And yet, Intuit has jerked Mac users around repeatedly. Back in 1998, the company announced it was dropping Quicken entirely (“Intuit Drops Quicken for Macintosh [1],” 20 April 1998), before reversing the decision just weeks later after pressure from Apple (“Quicken Speeds Back to Mac [2],” 11 May 1998). Quicken 2002 Deluxe made the transition to Mac OS X successfully, although subsequent versions required the Rosetta emulator to run on Intel-based Macs. That was fine for Quicken 2005, 2006, and 2007, but then development paused, with Intuit announcing that the planned Quicken Financial Life would be delayed from 2008 to 2010 (“Quicken For Mac Delayed Until 2010,” 10 July 2009). It never shipped, and in 2011, Quicken 2007 was eventually replaced by the weaker Quicken Essentials. Quicken 2007’s reliance on Rosetta meant that it wasn’t compatible with Mac OS X 10.7 Lion, forcing many users to put off that upgrade (“Intuit Reminds Quicken Users of Lion Danger [3],” 6 July 2011). But in 2012, Inuit released a version of Quicken 2007 that could run in Lion and later versions of OS X (“Intuit Releases Quicken Mac 2007 OS X Lion Compatible [4],” 8 March 2012). Eventually, Intuit moved beyond Quicken Essentials to release Quicken 2015, though it too didn’t match up to Quicken 2007 (“Quicken 2015: Close, But Not Yet Acceptable [5],” 2 October 2014). And finally, Intuit said last year that it was looking for a company to acquire Quicken [6], a process that’s still underway (“Intuit to Sell off Quicken [7],” 24 August 2015). Phew!

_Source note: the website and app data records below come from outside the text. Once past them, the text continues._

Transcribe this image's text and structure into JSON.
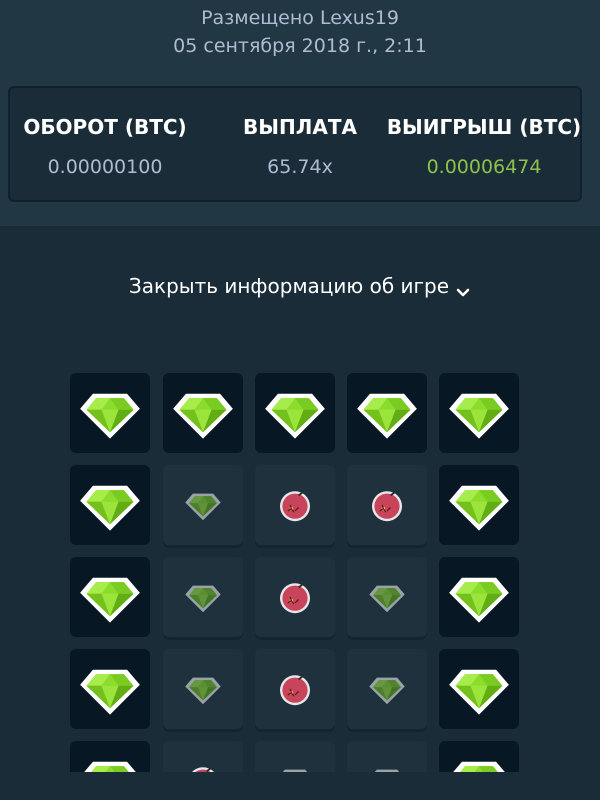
{
  "header": {
    "placed_by": "Размещено Lexus19",
    "date": "05 сентября 2018 г., 2:11"
  },
  "stats": [
    {
      "label": "ОБОРОТ (BTC)",
      "value": "0.00000100"
    },
    {
      "label": "ВЫПЛАТА",
      "value": "65.74x"
    },
    {
      "label": "ВЫИГРЫШ (BTC)",
      "value": "0.00006474"
    }
  ],
  "colors": {
    "win_value": "#8bc34a",
    "gem": "#8cdc2c",
    "mine": "#c8445a"
  },
  "close_info_label": "Закрыть информацию об игре",
  "board": {
    "rows": [
      [
        "gem",
        "gem",
        "gem",
        "gem",
        "gem"
      ],
      [
        "gem",
        "gem-dim",
        "mine-dim",
        "mine-dim",
        "gem"
      ],
      [
        "gem",
        "gem-dim",
        "mine-dim",
        "gem-dim",
        "gem"
      ],
      [
        "gem",
        "gem-dim",
        "mine-dim",
        "gem-dim",
        "gem"
      ],
      [
        "gem",
        "mine-dim",
        "gem-dim",
        "gem-dim",
        "gem"
      ]
    ]
  }
}
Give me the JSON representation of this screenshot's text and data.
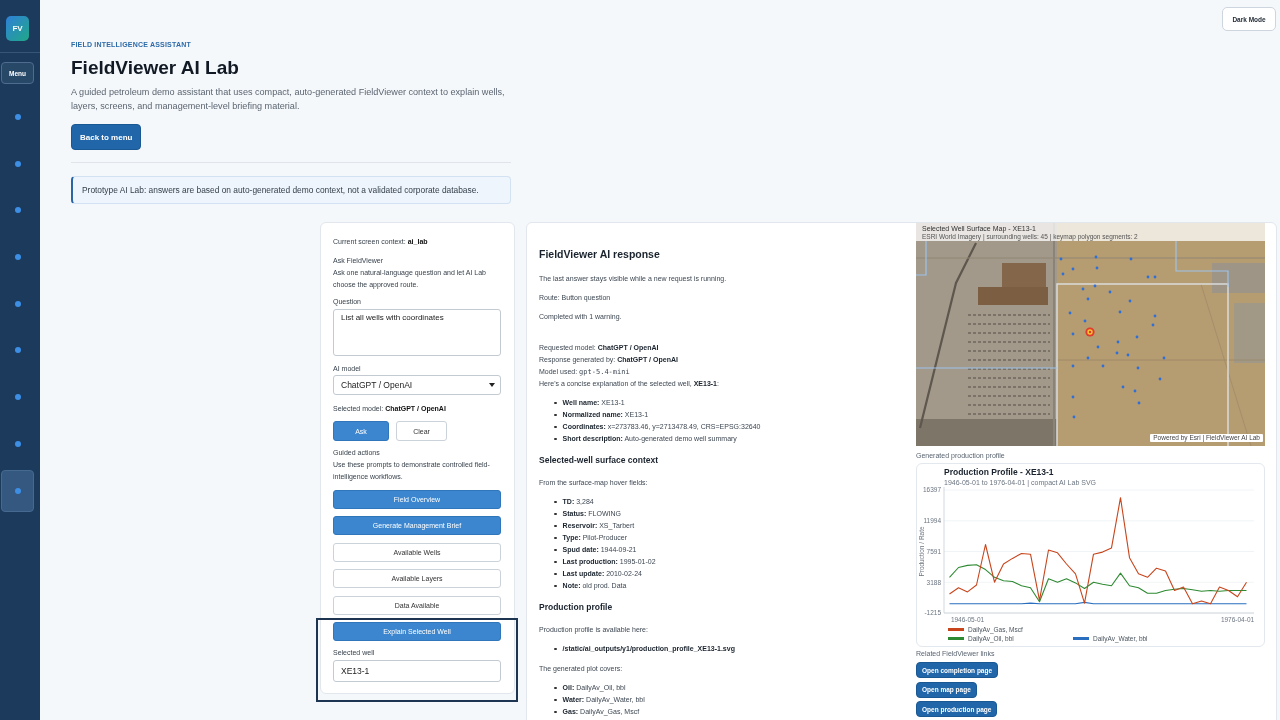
{
  "sidebar": {
    "logo": "FV",
    "menu_button": "Menu",
    "items": [
      {
        "selected": false
      },
      {
        "selected": false
      },
      {
        "selected": false
      },
      {
        "selected": false
      },
      {
        "selected": false
      },
      {
        "selected": false
      },
      {
        "selected": false
      },
      {
        "selected": false
      },
      {
        "selected": true
      }
    ]
  },
  "top_bar": {
    "dark_mode_button": "Dark Mode"
  },
  "header": {
    "kicker": "FIELD INTELLIGENCE ASSISTANT",
    "title": "FieldViewer AI Lab",
    "description": "A guided petroleum demo assistant that uses compact, auto-generated FieldViewer context to explain wells, layers, screens, and management-level briefing material.",
    "back_button": "Back to menu",
    "notice": "Prototype AI Lab: answers are based on auto-generated demo context, not a validated corporate database."
  },
  "ask_panel": {
    "context": "Current screen context: **ai_lab**",
    "heading": "Ask FieldViewer",
    "description": "Ask one natural-language question and let AI Lab choose the approved route.",
    "question": {
      "label": "Question",
      "value": "List all wells with coordinates"
    },
    "model": {
      "label": "AI model",
      "value": "ChatGPT / OpenAI"
    },
    "selected_model": "Selected model: **ChatGPT / OpenAI**",
    "buttons": [
      {
        "label": "Ask",
        "kind": "primary"
      },
      {
        "label": "Clear",
        "kind": "secondary"
      }
    ],
    "guided": {
      "heading": "Guided actions",
      "description": "Use these prompts to demonstrate controlled field-intelligence workflows.",
      "actions": [
        {
          "label": "Field Overview",
          "kind": "primary"
        },
        {
          "label": "Generate Management Brief",
          "kind": "primary"
        },
        {
          "label": "Available Wells",
          "kind": "secondary"
        },
        {
          "label": "Available Layers",
          "kind": "secondary"
        },
        {
          "label": "Data Available",
          "kind": "secondary"
        }
      ]
    },
    "focus_group": {
      "highlighted": true,
      "action": {
        "label": "Explain Selected Well",
        "kind": "primary"
      },
      "selected_well": {
        "label": "Selected well",
        "value": "XE13-1"
      }
    }
  },
  "response": {
    "title": "FieldViewer AI response",
    "status_lines": [
      "The last answer stays visible while a new request is running.",
      "Route: Button question",
      "Completed with 1 warning."
    ],
    "meta_lines": [
      "Requested model: **ChatGPT / OpenAI**",
      "Response generated by: **ChatGPT / OpenAI**"
    ],
    "model_used": {
      "label": "Model used:",
      "value": "gpt-5.4-mini"
    },
    "intro": "Here's a concise explanation of the selected well, **XE13-1**:",
    "well_facts": [
      "**Well name:** XE13-1",
      "**Normalized name:** XE13-1",
      "**Coordinates:** x=273783.46, y=2713478.49, CRS=EPSG:32640",
      "**Short description:** Auto-generated demo well summary"
    ],
    "sections": [
      {
        "heading": "Selected-well surface context",
        "blocks": [
          {
            "kind": "paragraph",
            "text": "From the surface-map hover fields:"
          },
          {
            "kind": "list",
            "items": [
              "**TD:** 3,284",
              "**Status:** FLOWING",
              "**Reservoir:** XS_Tarbert",
              "**Type:** Pilot-Producer",
              "**Spud date:** 1944-09-21",
              "**Last production:** 1995-01-02",
              "**Last update:** 2010-02-24",
              "**Note:** old prod. Data"
            ]
          }
        ]
      },
      {
        "heading": "Production profile",
        "blocks": [
          {
            "kind": "paragraph",
            "text": "Production profile is available here:"
          },
          {
            "kind": "list",
            "bold": true,
            "items": [
              "/static/ai_outputs/y1/production_profile_XE13-1.svg"
            ]
          },
          {
            "kind": "paragraph",
            "text": "The generated plot covers:"
          },
          {
            "kind": "list",
            "items": [
              "**Oil:** DailyAv_Oil, bbl",
              "**Water:** DailyAv_Water, bbl",
              "**Gas:** DailyAv_Gas, Mscf"
            ]
          }
        ]
      }
    ],
    "surface_map": {
      "title": "Selected Well Surface Map - XE13-1",
      "subtitle": "ESRI World Imagery | surrounding wells: 45 | keymap polygon segments: 2",
      "attribution": "Powered by Esri | FieldViewer AI Lab"
    },
    "production_profile": {
      "caption": "Generated production profile",
      "subtitle": "1946-05-01 to 1976-04-01 | compact AI Lab SVG",
      "chart_data": {
        "type": "line",
        "title": "Production Profile - XE13-1",
        "ylabel": "Production / Rate",
        "categories": [
          null,
          null,
          "1946-05-01",
          null,
          null,
          null,
          null,
          null,
          null,
          null,
          null,
          null,
          null,
          null,
          null,
          null,
          null,
          null,
          null,
          null,
          null,
          null,
          null,
          null,
          null,
          null,
          null,
          null,
          null,
          null,
          null,
          null,
          "1976-04-01",
          null
        ],
        "series": [
          {
            "name": "DailyAv_Gas, Mscf",
            "color": "#c8451c",
            "values": [
              1500,
              2400,
              1800,
              2800,
              8600,
              3200,
              5800,
              6600,
              7300,
              7200,
              600,
              7800,
              7400,
              5800,
              4400,
              200,
              7200,
              7500,
              8100,
              15300,
              6700,
              4400,
              3900,
              5200,
              4800,
              2000,
              2500,
              100,
              500,
              100,
              2500,
              2000,
              1100,
              3200
            ]
          },
          {
            "name": "DailyAv_Oil, bbl",
            "color": "#2e8a32",
            "values": [
              3900,
              5300,
              5600,
              5700,
              5000,
              3900,
              3400,
              3300,
              2700,
              2400,
              400,
              3700,
              3200,
              3700,
              3100,
              2300,
              3200,
              2900,
              2700,
              4500,
              2700,
              2400,
              1600,
              1600,
              2000,
              2200,
              2300,
              2100,
              1900,
              2000,
              1900,
              2000,
              2000,
              2000
            ]
          },
          {
            "name": "DailyAv_Water, bbl",
            "color": "#2a6fbf",
            "values": [
              100,
              100,
              100,
              100,
              100,
              100,
              100,
              100,
              100,
              200,
              100,
              100,
              100,
              100,
              100,
              300,
              100,
              100,
              100,
              100,
              100,
              100,
              100,
              100,
              100,
              100,
              100,
              100,
              100,
              100,
              100,
              100,
              100,
              100
            ]
          }
        ],
        "ylim": [
          -1215,
          16397
        ],
        "yticks": [
          -1215,
          3188,
          7591,
          11994,
          16397
        ],
        "grid": true,
        "legend": "bottom"
      }
    },
    "related_links": {
      "caption": "Related FieldViewer links",
      "buttons": [
        "Open completion page",
        "Open map page",
        "Open production page"
      ]
    }
  }
}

Back in 2011, when Quicken Essentials was doing a poor job of replacing Quicken 2007, Michael Cohen wrote “Finding a Replacement for Quicken [8]” (5 August 2011) and “Follow-up to Finding a Replacement for Quicken [9]” (20 September 2011), which did a fabulous job of helping readers understand their needs and choose from the available alternatives to Quicken. If you’re considering switching to another personal finance app, be sure to read those articles.

But it’s time to do something different, which is to provide a forum for TidBITS readers to share their opinions of the state of personal finance software for the Mac. As we did with personal information managers (“Vote for Your Favorite Mac Personal Information Manager [10],” 11 January 2016), we’re asking you to evaluate the personal finance apps you’ve used. The survey is embedded at the bottom of this article on our Web site or you can navigate to it directly [11].

A few important notes before you start clicking your answers:

We’ll report on the results next week, calling out those apps that garner the most votes and have the highest ratings. Thanks for the help!